I have heard a creator recently say “gamers are stupid.” And I have a real problem with that sort of contempt. That’s not where I come from, and maybe I’m an optimist, but I don’t assume that my audience is stupid or otherwise beneath me.
Here’s what I do assume, and this goes into everything I write or edit:
Assume the reader is intelligent enough to get things you’ll explain. Don’t treat the reader as a moron — they will pick up on that, and you’ll have a harder time as a writer to communicate ideas they’re now hostile to.
Assume the reader isn’t an expert on your subject. You need to explain things. Here’s where this gets sticky: this and the above point aren’t contradictory, but the neophyte writer thinks they are.
Rules writing is about covering multiple social dynamics. Do not assume a single dynamic. When it comes to rules, people will attempt to read them in different ways as different social situations occur.

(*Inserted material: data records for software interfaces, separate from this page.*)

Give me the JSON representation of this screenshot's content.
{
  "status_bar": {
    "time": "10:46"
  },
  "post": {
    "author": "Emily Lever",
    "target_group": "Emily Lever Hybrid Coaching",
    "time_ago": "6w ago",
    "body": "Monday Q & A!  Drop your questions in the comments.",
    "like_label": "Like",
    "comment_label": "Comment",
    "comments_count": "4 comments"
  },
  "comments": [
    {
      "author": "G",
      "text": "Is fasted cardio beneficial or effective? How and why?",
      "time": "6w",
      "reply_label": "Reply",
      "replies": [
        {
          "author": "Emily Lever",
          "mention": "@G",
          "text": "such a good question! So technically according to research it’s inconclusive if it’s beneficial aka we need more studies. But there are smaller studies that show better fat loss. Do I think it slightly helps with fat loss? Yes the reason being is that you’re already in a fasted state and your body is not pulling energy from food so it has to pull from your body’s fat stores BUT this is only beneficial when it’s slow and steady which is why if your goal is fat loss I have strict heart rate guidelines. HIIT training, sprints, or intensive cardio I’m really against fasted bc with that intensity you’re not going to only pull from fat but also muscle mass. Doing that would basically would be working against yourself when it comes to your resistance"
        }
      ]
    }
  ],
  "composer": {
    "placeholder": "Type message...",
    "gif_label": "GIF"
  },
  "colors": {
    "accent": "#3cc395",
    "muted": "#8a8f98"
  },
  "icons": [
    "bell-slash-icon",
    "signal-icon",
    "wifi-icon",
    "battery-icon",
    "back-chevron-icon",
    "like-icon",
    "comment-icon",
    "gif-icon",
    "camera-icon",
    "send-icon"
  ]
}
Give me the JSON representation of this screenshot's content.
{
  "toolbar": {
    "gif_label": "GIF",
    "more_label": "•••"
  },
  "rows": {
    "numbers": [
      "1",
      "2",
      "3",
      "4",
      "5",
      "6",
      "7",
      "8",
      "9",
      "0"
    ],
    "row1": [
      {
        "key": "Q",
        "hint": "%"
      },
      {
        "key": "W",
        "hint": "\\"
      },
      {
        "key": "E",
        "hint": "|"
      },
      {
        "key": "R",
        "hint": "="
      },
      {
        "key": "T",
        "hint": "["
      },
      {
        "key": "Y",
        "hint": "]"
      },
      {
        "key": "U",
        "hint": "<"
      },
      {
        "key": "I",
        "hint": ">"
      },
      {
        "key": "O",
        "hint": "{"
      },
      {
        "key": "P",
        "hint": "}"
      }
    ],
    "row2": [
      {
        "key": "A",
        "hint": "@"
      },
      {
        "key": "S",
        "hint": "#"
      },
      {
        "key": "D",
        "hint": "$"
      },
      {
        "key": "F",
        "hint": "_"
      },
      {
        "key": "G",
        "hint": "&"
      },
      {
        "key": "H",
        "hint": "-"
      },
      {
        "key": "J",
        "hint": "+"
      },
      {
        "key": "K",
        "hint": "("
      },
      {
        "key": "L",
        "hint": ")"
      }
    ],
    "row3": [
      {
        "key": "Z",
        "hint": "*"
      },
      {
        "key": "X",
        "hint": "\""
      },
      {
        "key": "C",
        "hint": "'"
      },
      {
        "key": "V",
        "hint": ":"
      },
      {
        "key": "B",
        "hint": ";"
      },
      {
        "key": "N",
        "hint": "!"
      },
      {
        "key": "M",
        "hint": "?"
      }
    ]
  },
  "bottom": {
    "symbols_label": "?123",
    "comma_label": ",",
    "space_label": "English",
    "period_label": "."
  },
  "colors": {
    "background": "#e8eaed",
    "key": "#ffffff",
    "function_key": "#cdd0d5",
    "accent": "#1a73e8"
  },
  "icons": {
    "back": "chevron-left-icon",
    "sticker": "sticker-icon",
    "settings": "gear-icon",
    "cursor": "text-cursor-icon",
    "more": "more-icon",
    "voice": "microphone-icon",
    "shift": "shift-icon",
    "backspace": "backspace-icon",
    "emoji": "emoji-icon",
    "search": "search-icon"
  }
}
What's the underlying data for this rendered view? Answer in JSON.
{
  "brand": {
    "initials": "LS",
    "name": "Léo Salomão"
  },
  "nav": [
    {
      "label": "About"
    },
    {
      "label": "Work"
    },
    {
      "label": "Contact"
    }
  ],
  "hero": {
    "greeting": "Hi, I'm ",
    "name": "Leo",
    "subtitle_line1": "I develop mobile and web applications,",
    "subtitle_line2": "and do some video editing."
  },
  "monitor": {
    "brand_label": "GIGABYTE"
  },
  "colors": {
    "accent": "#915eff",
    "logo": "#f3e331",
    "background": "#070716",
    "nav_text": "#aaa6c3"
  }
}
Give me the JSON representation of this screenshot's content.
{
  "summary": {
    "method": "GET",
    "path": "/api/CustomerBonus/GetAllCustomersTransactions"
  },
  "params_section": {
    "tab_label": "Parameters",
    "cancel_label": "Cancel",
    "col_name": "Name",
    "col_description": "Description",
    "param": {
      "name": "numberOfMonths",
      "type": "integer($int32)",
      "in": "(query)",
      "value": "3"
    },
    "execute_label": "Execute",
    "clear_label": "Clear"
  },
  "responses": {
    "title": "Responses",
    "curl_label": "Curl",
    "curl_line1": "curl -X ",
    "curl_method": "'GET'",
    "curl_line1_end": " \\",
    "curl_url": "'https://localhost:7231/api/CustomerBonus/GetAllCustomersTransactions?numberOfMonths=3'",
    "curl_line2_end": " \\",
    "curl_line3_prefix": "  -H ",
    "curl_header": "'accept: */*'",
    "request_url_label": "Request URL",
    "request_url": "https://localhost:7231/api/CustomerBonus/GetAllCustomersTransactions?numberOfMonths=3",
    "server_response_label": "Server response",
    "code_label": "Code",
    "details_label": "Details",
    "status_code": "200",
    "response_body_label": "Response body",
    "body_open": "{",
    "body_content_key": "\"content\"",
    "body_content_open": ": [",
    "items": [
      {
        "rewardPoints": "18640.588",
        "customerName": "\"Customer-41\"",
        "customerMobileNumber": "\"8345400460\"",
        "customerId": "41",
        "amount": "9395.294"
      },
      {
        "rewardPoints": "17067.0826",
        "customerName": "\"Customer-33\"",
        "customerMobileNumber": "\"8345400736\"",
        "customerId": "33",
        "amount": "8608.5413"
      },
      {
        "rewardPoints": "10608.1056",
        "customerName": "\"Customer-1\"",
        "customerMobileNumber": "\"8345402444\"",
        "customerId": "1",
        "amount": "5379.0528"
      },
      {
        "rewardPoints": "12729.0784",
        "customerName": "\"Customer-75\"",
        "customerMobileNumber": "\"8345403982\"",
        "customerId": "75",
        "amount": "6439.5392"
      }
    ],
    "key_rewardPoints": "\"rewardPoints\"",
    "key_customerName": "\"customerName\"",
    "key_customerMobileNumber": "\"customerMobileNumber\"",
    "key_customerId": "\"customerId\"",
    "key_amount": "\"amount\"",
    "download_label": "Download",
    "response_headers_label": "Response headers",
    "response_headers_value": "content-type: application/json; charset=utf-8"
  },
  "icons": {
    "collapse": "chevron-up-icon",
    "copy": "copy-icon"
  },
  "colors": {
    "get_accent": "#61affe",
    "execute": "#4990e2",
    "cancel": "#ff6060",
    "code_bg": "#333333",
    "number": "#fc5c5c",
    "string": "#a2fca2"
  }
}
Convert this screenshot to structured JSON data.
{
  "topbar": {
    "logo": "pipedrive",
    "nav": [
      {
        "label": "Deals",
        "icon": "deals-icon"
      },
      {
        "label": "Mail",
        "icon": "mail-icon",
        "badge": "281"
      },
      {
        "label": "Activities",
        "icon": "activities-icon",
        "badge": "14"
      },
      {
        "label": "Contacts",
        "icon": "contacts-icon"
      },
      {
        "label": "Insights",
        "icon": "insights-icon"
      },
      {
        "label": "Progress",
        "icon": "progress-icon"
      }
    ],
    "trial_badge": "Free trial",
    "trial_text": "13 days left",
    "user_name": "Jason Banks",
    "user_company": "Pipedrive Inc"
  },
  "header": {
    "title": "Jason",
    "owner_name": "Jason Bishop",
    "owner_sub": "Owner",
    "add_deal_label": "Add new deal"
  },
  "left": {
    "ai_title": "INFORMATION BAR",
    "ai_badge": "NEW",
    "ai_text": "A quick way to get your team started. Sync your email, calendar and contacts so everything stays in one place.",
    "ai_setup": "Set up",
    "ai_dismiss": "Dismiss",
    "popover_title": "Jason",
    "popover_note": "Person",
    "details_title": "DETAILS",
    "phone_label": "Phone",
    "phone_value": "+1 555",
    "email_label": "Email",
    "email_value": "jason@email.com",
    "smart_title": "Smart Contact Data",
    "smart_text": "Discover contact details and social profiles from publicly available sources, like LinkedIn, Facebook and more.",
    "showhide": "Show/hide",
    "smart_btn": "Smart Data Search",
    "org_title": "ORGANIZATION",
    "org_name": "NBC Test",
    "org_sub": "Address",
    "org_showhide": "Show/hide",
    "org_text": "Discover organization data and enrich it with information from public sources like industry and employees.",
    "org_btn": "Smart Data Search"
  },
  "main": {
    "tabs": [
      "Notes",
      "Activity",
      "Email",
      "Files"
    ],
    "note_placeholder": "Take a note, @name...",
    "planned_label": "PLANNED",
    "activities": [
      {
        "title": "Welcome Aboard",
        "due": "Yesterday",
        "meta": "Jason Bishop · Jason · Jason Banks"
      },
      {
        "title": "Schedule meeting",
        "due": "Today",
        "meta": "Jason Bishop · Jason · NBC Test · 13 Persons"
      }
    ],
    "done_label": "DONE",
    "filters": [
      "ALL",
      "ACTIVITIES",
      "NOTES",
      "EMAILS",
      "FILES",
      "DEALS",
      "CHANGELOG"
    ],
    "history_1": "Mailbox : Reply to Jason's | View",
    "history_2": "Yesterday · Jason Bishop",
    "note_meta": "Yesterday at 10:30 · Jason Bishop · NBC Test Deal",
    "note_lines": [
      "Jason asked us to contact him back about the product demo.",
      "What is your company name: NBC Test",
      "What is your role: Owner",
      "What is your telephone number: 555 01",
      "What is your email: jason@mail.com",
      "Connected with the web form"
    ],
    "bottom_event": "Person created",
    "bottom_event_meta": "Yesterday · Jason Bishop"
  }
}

We typically call this “rules lawyering,” which is a phrase of contempt, but there are various reasons that people will try to twist meaning, including:
- A player is suddenly put into an uncomfortable-to-him social situation because of a rules adjudication, so he looks for a loophole. This totally happens when character death or agency is on the line, but not just then.
- A player is looking to fulfill a psychological reward cycle by winning, and so will look into alternate interpretations of rules in order to fulfill that trigger. This isn’t because someone is a bad person (contrary to the popular shitting on “rules laywers”), but because the brain really, really hates having a reward trigger lingering.
- A player suddenly has rule confidence shaken due to another person at the table questioning a reading, and ends up overthinking a rule’s wording into toxicity. Getting your confidence shaken is a mindkiller.
Assume the reader wants to understand what you’re trying to convey. This means treat the reader as an ally and not some enemy to conquer. And that means not treating them like they deserve contempt. After all, they’re the people you’re making something for.